And let’s make it clear that opposition is a clear winner for any and all Democrats even the ones that drive most of this readership (myself included) nuts during normal times.

But to get away from healthcare for a moment, let’s look at where the incentives may be conceivably perverted:

The Trump administration could have a strong incentive to hope for a terrorist attack within the United States. It did not hurt Bush and the Republicans in 2002 or 2004. And it would allow for a massive shock doctrine purge of the civil service in the intelligence community.  People rally around the flag, people get suspicious of expanding the circle of US instead of THEM and the fear of another attack shuts down critical thinking and allows the few voices speaking out to be marginalized as Saddam lovers (that was the 2002 play-book as I remember it).

So incentives matter and in this last case, they are perverted.

Monday Morning Open Thread: Re-litigating the 1960s At Their Worst


Here come the cheap thugs in their ill-fitting, flag-pin-bedazzled suits…

Apart from uplifting fantasies, what’s on the agenda for the day?

(Tim Eagan via


Late Night California Nightmarin’ Open Thread: Guvernator Thiel

From the Politico article:

Thiel, who co-founded PayPal and was an early investor in Facebook, has been discussing a prospective bid with a small circle of advisers, including Rob Morrow, who has emerged as his political consigliere.

Morrow has worked at Clarium Capital, the San Francisco-based investment management firm and hedge fund that Thiel started.

Those who have been in touch with the 49-year-old entrepreneur are skeptical that he’ll enter the race.
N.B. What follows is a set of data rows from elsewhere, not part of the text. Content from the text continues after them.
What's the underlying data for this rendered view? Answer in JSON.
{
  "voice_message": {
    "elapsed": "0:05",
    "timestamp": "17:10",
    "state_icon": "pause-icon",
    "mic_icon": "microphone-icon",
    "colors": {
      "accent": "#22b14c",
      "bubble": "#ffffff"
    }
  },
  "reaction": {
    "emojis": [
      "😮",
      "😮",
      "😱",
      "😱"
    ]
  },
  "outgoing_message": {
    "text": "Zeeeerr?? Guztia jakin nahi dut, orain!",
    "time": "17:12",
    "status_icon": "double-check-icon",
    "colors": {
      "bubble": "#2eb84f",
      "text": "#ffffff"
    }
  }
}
He is a deeply private figure, and California is unfriendly territory for a Republican — particularly a pro-Trump one. The president-elect won just over 30 percent of the vote there.

But they add that Thiel has conspicuously yet to rule out a bid and that those around him continue to discuss it…

Thiel, who is worth an estimated $2.7 billion, would fill an important need: the ability to self-fund. Waging a gubernatorial bid in California, where campaigns are famously expensive, could cost over $100 million.

He isn’t the only billionaire who may run. Environmentalist Tom Steyer, a prolific giver to Democratic causes, is also seen as a possible contender.

With Democratic Gov. Jerry Brown term-limited, several high-profile Democrats, including former Los Angeles Mayor Antonio Villaraigosa, Lt. Gov. Gavin Newsom and state Treasurer John Chiang have already launched campaigns…

I’m assuming, from my perch here on the opposite coast, that Thiel is just drafting in Trump’s slipstream, getting his vanity stroked by Repub apologists like Politico without having to task his highly evolved brain with grubby political calculation.

Another sign of the President-Asterisks’s negative effects on the general political sphere — he hasn’t even been inaugurated, and he’s already encouraging the worst sort of anti-human grifters to speculate about following his slimy path.